This is not the month to honk at that pedestrian entering the crosswalk as you approach. Hell, no month is that month (they have the right of way, dummy), but this is ESPECIALLY not the month — according a release sent to media, SFPD will be conducting pedestrian stings during “peak traffic times…at various locations throughout The City including: the Geary Street corridor, San Bruno Avenue corridor, Bayshore Boulevard, Sixth Street corridor and Cole Valley.”
In these stings, it’s the driver who gets stung, not the pedestrian — ringers will be in marked and unmarked cross walks to see if you grant them their right of way, and cops will also be watching for red light, stop, and speed violations.

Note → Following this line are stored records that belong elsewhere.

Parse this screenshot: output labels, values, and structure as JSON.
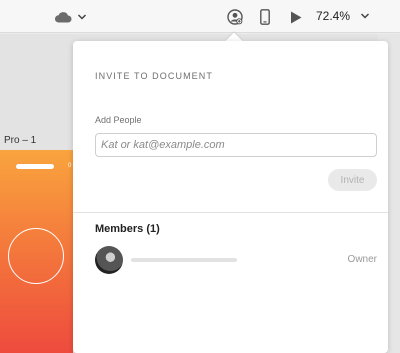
{
  "toolbar": {
    "cloud_icon": "cloud-icon",
    "zoom": "72.4%"
  },
  "canvas": {
    "artboard_label": "Pro – 1",
    "artboard_dot": "0"
  },
  "invite_popover": {
    "title": "INVITE TO DOCUMENT",
    "add_people_label": "Add People",
    "input_placeholder": "Kat or kat@example.com",
    "input_value": "",
    "invite_button": "Invite",
    "members_heading": "Members (1)",
    "members": [
      {
        "role": "Owner"
      }
    ]
  },
  "colors": {
    "accent": "#f9a43e",
    "artboard_bottom": "#ee4b3d"
  }
}
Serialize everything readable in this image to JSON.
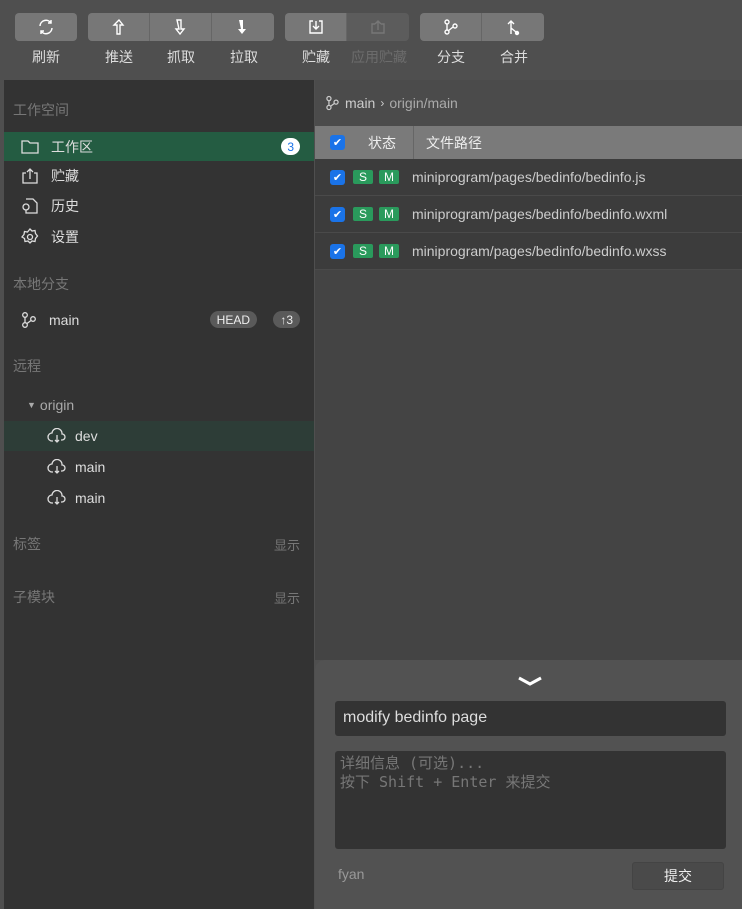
{
  "toolbar": {
    "refresh": "刷新",
    "push": "推送",
    "fetch": "抓取",
    "pull": "拉取",
    "stash": "贮藏",
    "apply_stash": "应用贮藏",
    "branch": "分支",
    "merge": "合并"
  },
  "sidebar": {
    "workspace_title": "工作空间",
    "workspace_items": [
      {
        "label": "工作区",
        "badge": "3",
        "icon": "folder-icon"
      },
      {
        "label": "贮藏",
        "icon": "stash-icon"
      },
      {
        "label": "历史",
        "icon": "history-icon"
      },
      {
        "label": "设置",
        "icon": "gear-icon"
      }
    ],
    "local_title": "本地分支",
    "local_branch": {
      "label": "main",
      "head": "HEAD",
      "ahead": "↑3"
    },
    "remote_title": "远程",
    "remote_name": "origin",
    "remote_branches": [
      "dev",
      "main",
      "main"
    ],
    "tags_title": "标签",
    "tags_show": "显示",
    "submodules_title": "子模块",
    "submodules_show": "显示"
  },
  "main": {
    "breadcrumb": {
      "local": "main",
      "remote": "origin/main"
    },
    "headers": {
      "status": "状态",
      "path": "文件路径"
    },
    "files": [
      {
        "staged": "S",
        "status": "M",
        "path": "miniprogram/pages/bedinfo/bedinfo.js",
        "checked": true
      },
      {
        "staged": "S",
        "status": "M",
        "path": "miniprogram/pages/bedinfo/bedinfo.wxml",
        "checked": true
      },
      {
        "staged": "S",
        "status": "M",
        "path": "miniprogram/pages/bedinfo/bedinfo.wxss",
        "checked": true
      }
    ]
  },
  "commit": {
    "summary": "modify bedinfo page",
    "description_placeholder": "详细信息 (可选)...\n按下 Shift + Enter 来提交",
    "author": "fyan",
    "submit": "提交"
  },
  "colors": {
    "active": "#245c42",
    "checkbox": "#1a73e8",
    "tag": "#2a9a5c"
  }
}
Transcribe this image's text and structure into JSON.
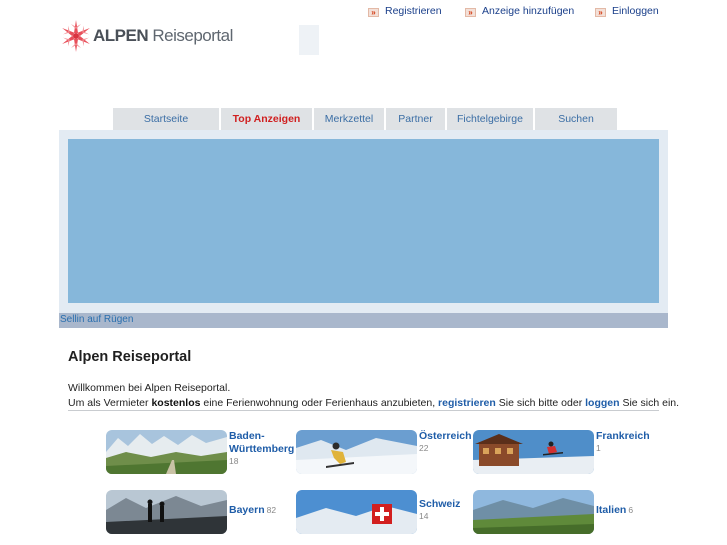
{
  "header": {
    "links": [
      {
        "label": "Registrieren"
      },
      {
        "label": "Anzeige hinzufügen"
      },
      {
        "label": "Einloggen"
      }
    ],
    "logo": {
      "word1": "ALPEN",
      "word2": "Reiseportal"
    }
  },
  "nav": {
    "tabs": [
      {
        "label": "Startseite",
        "active": false
      },
      {
        "label": "Top Anzeigen",
        "active": true
      },
      {
        "label": "Merkzettel",
        "active": false
      },
      {
        "label": "Partner",
        "active": false
      },
      {
        "label": "Fichtelgebirge",
        "active": false
      },
      {
        "label": "Suchen",
        "active": false
      }
    ]
  },
  "banner": {
    "caption": "Sellin auf Rügen"
  },
  "main": {
    "title": "Alpen Reiseportal",
    "welcome": "Willkommen bei Alpen Reiseportal.",
    "intro_pre": "Um als Vermieter ",
    "intro_bold": "kostenlos",
    "intro_mid": " eine Ferienwohnung oder Ferienhaus anzubieten, ",
    "intro_link1": "registrieren",
    "intro_mid2": " Sie sich bitte oder ",
    "intro_link2": "loggen",
    "intro_post": " Sie sich ein."
  },
  "regions": [
    {
      "line1": "Baden-",
      "line2": "Württemberg",
      "count": "18"
    },
    {
      "line1": "Österreich",
      "count": "22"
    },
    {
      "line1": "Frankreich",
      "count": "1"
    },
    {
      "line1": "Bayern",
      "count": "82"
    },
    {
      "line1": "Schweiz",
      "count": "14"
    },
    {
      "line1": "Italien",
      "count": "6"
    }
  ]
}
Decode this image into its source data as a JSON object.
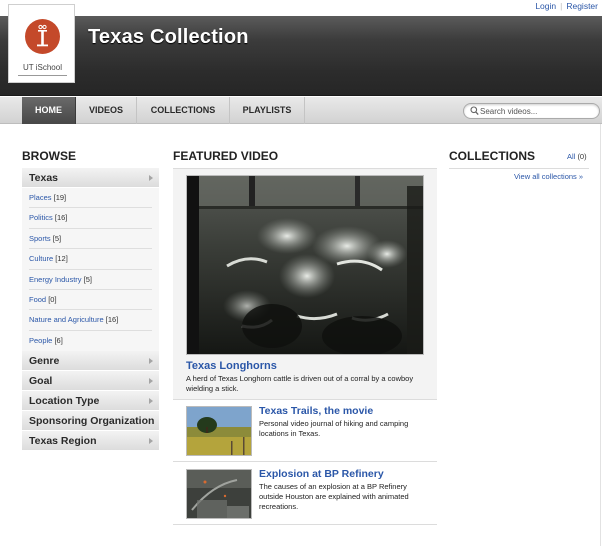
{
  "top_links": {
    "login": "Login",
    "separator": "|",
    "register": "Register"
  },
  "logo": {
    "text": "UT iSchool",
    "icon": "ischool-logo-icon",
    "color": "#c4492a"
  },
  "header": {
    "title": "Texas Collection"
  },
  "nav": {
    "items": [
      {
        "label": "HOME",
        "active": true
      },
      {
        "label": "VIDEOS",
        "active": false
      },
      {
        "label": "COLLECTIONS",
        "active": false
      },
      {
        "label": "PLAYLISTS",
        "active": false
      }
    ],
    "search_placeholder": "Search videos..."
  },
  "browse": {
    "title": "BROWSE",
    "expanded": {
      "label": "Texas",
      "items": [
        {
          "label": "Places",
          "count": "[19]"
        },
        {
          "label": "Politics",
          "count": "[16]"
        },
        {
          "label": "Sports",
          "count": "[5]"
        },
        {
          "label": "Culture",
          "count": "[12]"
        },
        {
          "label": "Energy Industry",
          "count": "[5]"
        },
        {
          "label": "Food",
          "count": "[0]"
        },
        {
          "label": "Nature and Agriculture",
          "count": "[16]"
        },
        {
          "label": "People",
          "count": "[6]"
        }
      ]
    },
    "categories": [
      {
        "label": "Genre"
      },
      {
        "label": "Goal"
      },
      {
        "label": "Location Type"
      },
      {
        "label": "Sponsoring Organization"
      },
      {
        "label": "Texas Region"
      }
    ]
  },
  "featured": {
    "title": "FEATURED VIDEO",
    "video": {
      "name": "Texas Longhorns",
      "description": "A herd of Texas Longhorn cattle is driven out of a corral by a cowboy wielding a stick."
    },
    "list": [
      {
        "name": "Texas Trails, the movie",
        "description": "Personal video journal of hiking and camping locations in Texas."
      },
      {
        "name": "Explosion at BP Refinery",
        "description": "The causes of an explosion at a BP Refinery outside Houston are explained with animated recreations."
      }
    ]
  },
  "collections": {
    "title": "COLLECTIONS",
    "all_label": "All",
    "all_count": "(0)",
    "view_all": "View all collections »"
  },
  "colors": {
    "link": "#2b57a8",
    "header_dark": "#2c2c2c",
    "logo_red": "#c4492a"
  }
}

Bike NOPA also reports that “SFPD will step-up enforcement of the 25 mph speed limit on the Masonic corridor beginning today” during both the commute and off hours, and that Park Station Captain Teresa Barrett appears to be considering employing radar displays (those signs that tell you how fast traffic’s traveling as you pass) in the area.
Regarding the pedestrian stings, SFist notes that “these sorts of measure do little to fix our flawed traffic infrastructure, which is the real problem.” Bike NOPA, however, says that “Traffic engineers refer to the ‘three E’s’ for traffic calming: Enforcement, Education, and Engineering. With its increased monitoring of speeding and willingness to employ speed displays, Park Station is doing its part to cover two of the three.”
What do you think, are the threats of sting operations or those signs that always make me think of The Rookie enough to fix our traffic infrastructure (that is, if you believe it is indeed flawed?) What else should the city be doing?